Followup testing in 2-6 months often shows consistent improvement. As a matter of fact, in the many years I have been ordering these tests for patients, it is rare that a given patient did not improve clinically. Their lab tests demonstrated consistent improvement as well. One challenge I observed in understanding food allergies for many individuals is the variation on a theme of the reactions and how they manifest in a given person. Food allergies can often be associated with ongoing fatigue, mental focusing difficulties, attention deficit disorder, chronic irritable bowel syndrome, chronic infections, chronic inflammation, joint pain, and even hormone imbalance. Identifying these food allergies and sensitivities can often improve these issues substantially. The interpretation can be varied as well. In my experience, some particular types of food reactions, even though they might measure low on a blood test, might have significant impact on the body. In my experience those tend to be wheat and gluten, milk, eggs, nightshade family plants, citrus, soy, and some cheeses. For example, a given individual might have a lower 1 or 2+ reaction to cow’s milk and a 3 or 4+ reaction to almonds. However they might not notice any particular adverse symptoms consuming almonds, and yet have significant responses to milk consumption. (GI bloating, irritable bowel symptoms, and sinus congestion). There can be a broad diversity of reactions each of the foods can have in a given individual.

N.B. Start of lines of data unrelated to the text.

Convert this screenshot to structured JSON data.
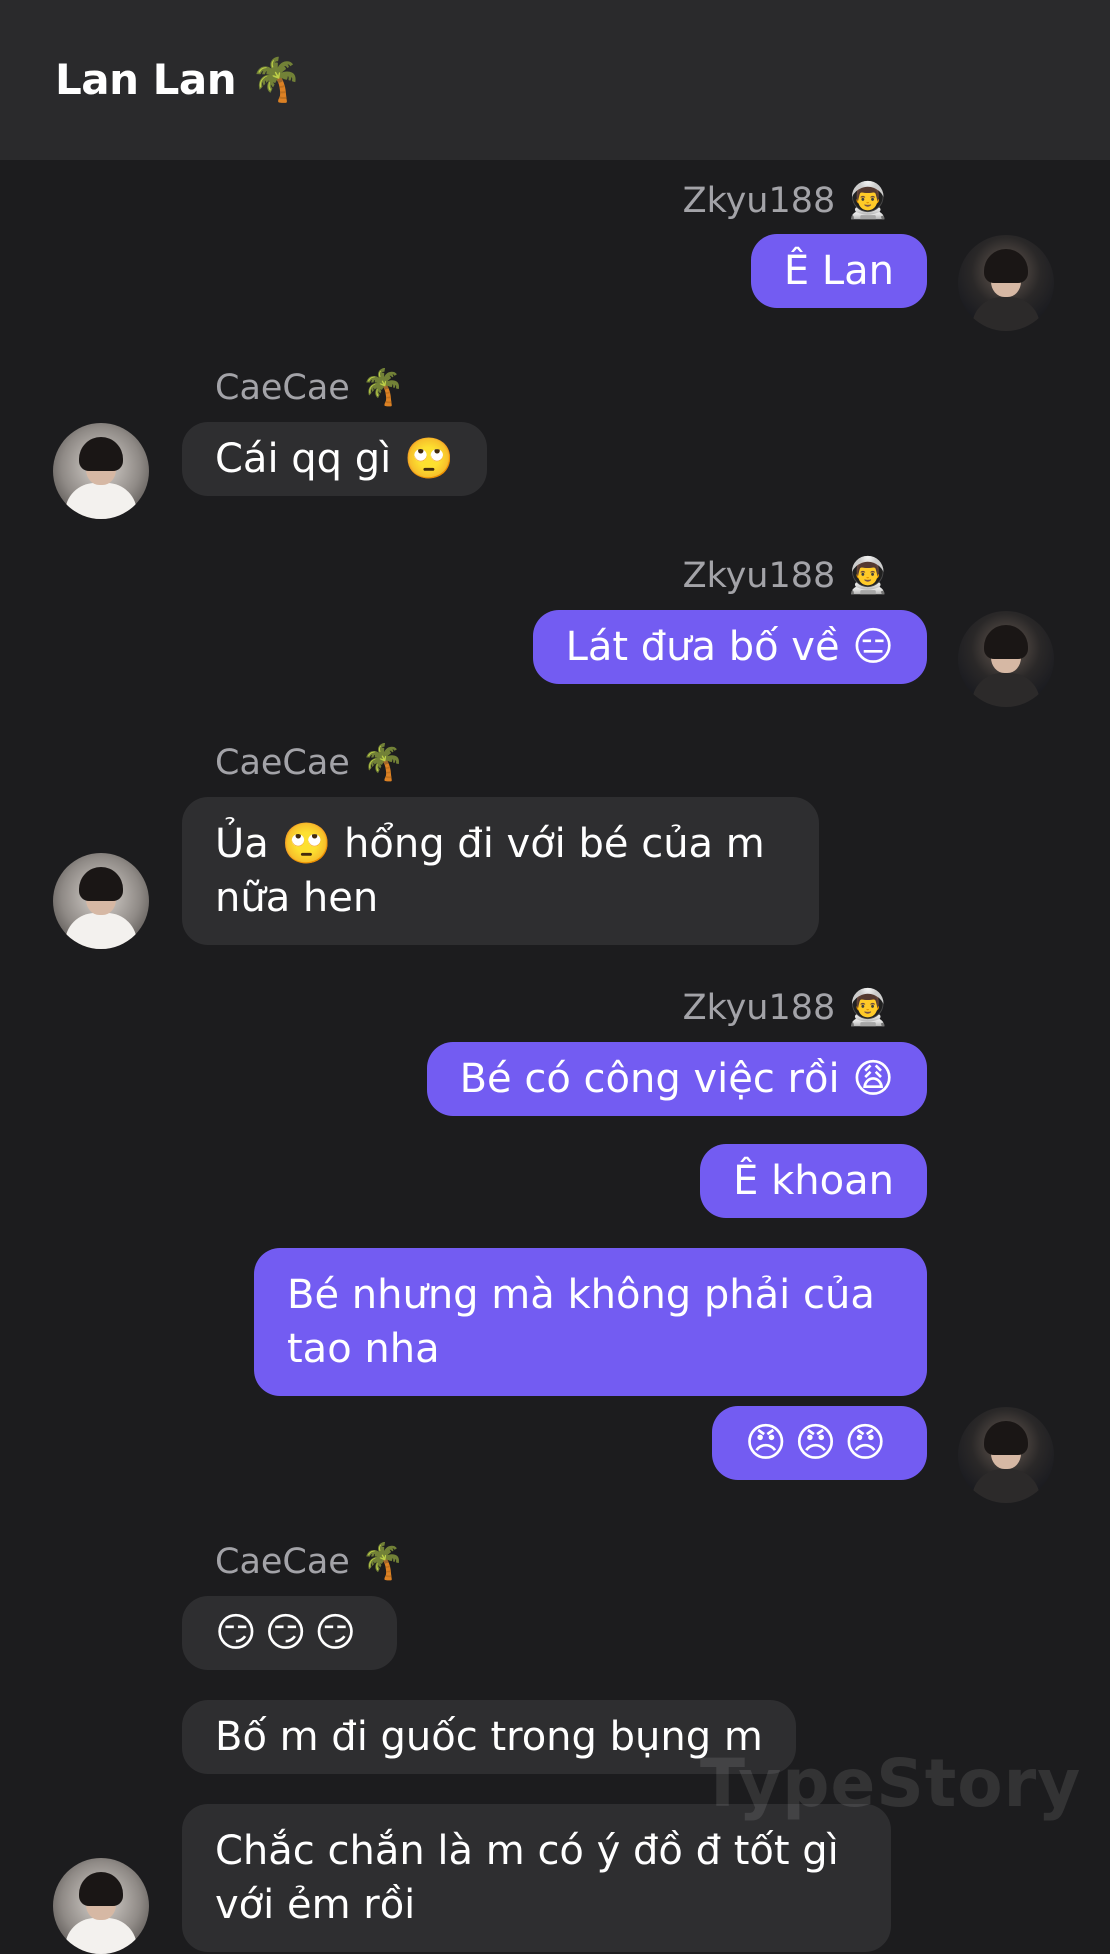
{
  "header": {
    "title": "Lan Lan 🌴"
  },
  "senders": {
    "me": "Zkyu188 👨‍🚀",
    "them": "CaeCae 🌴"
  },
  "messages": [
    {
      "text": "Ê Lan"
    },
    {
      "text": "Cái qq gì 🙄"
    },
    {
      "text": "Lát đưa bố về 😑"
    },
    {
      "text": "Ủa 🙄 hổng đi với bé của m\nnữa hen"
    },
    {
      "text": "Bé có công việc rồi 😩"
    },
    {
      "text": "Ê khoan"
    },
    {
      "text": "Bé nhưng mà không phải của\ntao nha"
    },
    {
      "text": "😠😠😠"
    },
    {
      "text": "😏😏😏"
    },
    {
      "text": "Bố m đi guốc trong bụng m"
    },
    {
      "text": "Chắc chắn là m có ý đồ đ tốt gì\nvới ẻm rồi"
    }
  ],
  "watermark": "TypeStory"
}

Interestingly, sometimes various foods, of different origins, can have a significant systemic effect as well. For example, I have seen individuals who react to milk on a food allergy panel. They can have adverse reactions with milk purchased at the local supermarket, but have minimal reactions with an organic milk from the local farmer’s market. The differences can be related to product processing or even potentially the adherence to the casein of molecule dissimilar molecules such as pesticides, herbicides, other farm chemicals, or even microorganisms. Such alteration of the original molecule can create unique structures that are even more immune-reactive. Therefore the results on a food allergy test do require some trial and experimentation. Strong reactions, when avoided, over time, can eventually develop varying degrees of tolerance. Paradoxically a low measured reaction can sometimes be found to be much more problematic than assumed. Common examples in my observation are some fruits and also condiments such as black pepper.